It’s Back! The “Cold Atlantic Blob” is once again haunting the North Atlantic. It may sound like a Halloween headline, but it could be great news for your winter heating bill.
Scientists were puzzled last winter and spring when the North Atlantic was so cold last year when most of the ocean was hotter than normal. Then everything cooled back to normal this summer. Just when the scientists started to relax, it mysteriously returned.
Now you see it, now you don’t. The Blob in April and this September. Source: NOAA
It’s more than just a pretty blue blob. The colder water cools the air above it and changes air pressure and wind patterns. Back in April, weather services noticed the churning pattern and warned it could alter conditions enough to create an early, active Atlantic Hurricane Season. (We’ve had one.) They warned it might cause 14 hurricanes and tropical storms, two more than normal. With Hurricane Nicole hitting Bermuda, we just had storm number 14. It was fortunate it faded to almost nothing in September.
With Hurricane Nicole, we have had 14 tropical storms/hurricanes.
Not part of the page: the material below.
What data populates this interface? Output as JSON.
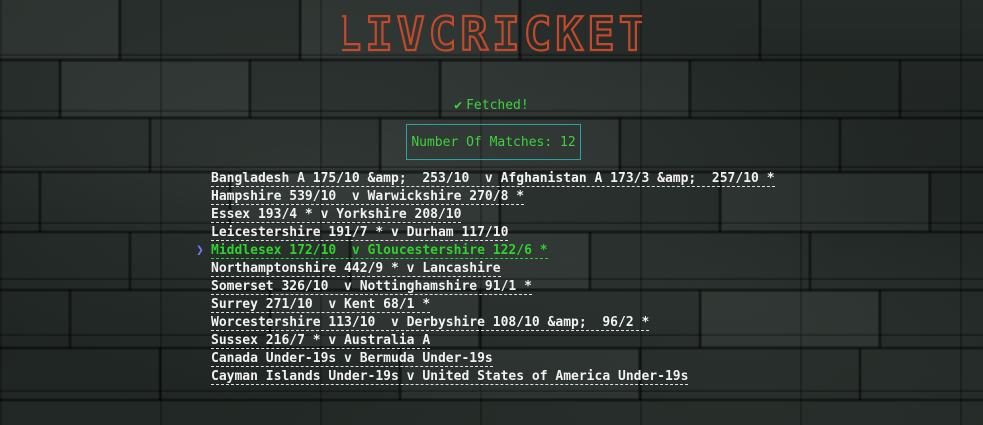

Thanks, Blob! Source: NASA
But like a Halloween ghost it has been coming back this October. This may not be good for hurricanes, but it might be good news for your heating bill this winter.
Remember, I’m blogging here and your official winter forecast is done by The Old Farmer’s Almanac. As a weather watcher, I notice that history usually shows a warmer eastern winter in “blob” years. The Gulf Stream, that flow of hot water that crosses from our side of the ocean to Europe, frequently gets backed up. This leaves a lot of nice toasty water off our East Coast. Most years the warm ocean air heats the East up nicely.
The warm Gulf Stream flowing off the East Coast. Source: NASA
This is history, not science. It doesn’t mean we will have a warmer winter, but it suggests we might. Wouldn’t that be great! Remember, even warmer winters have storms, but a few less days cleaning ice off the car windows and a lower heating bill would be nice. If it happens, you might have to thank a big, blue blob.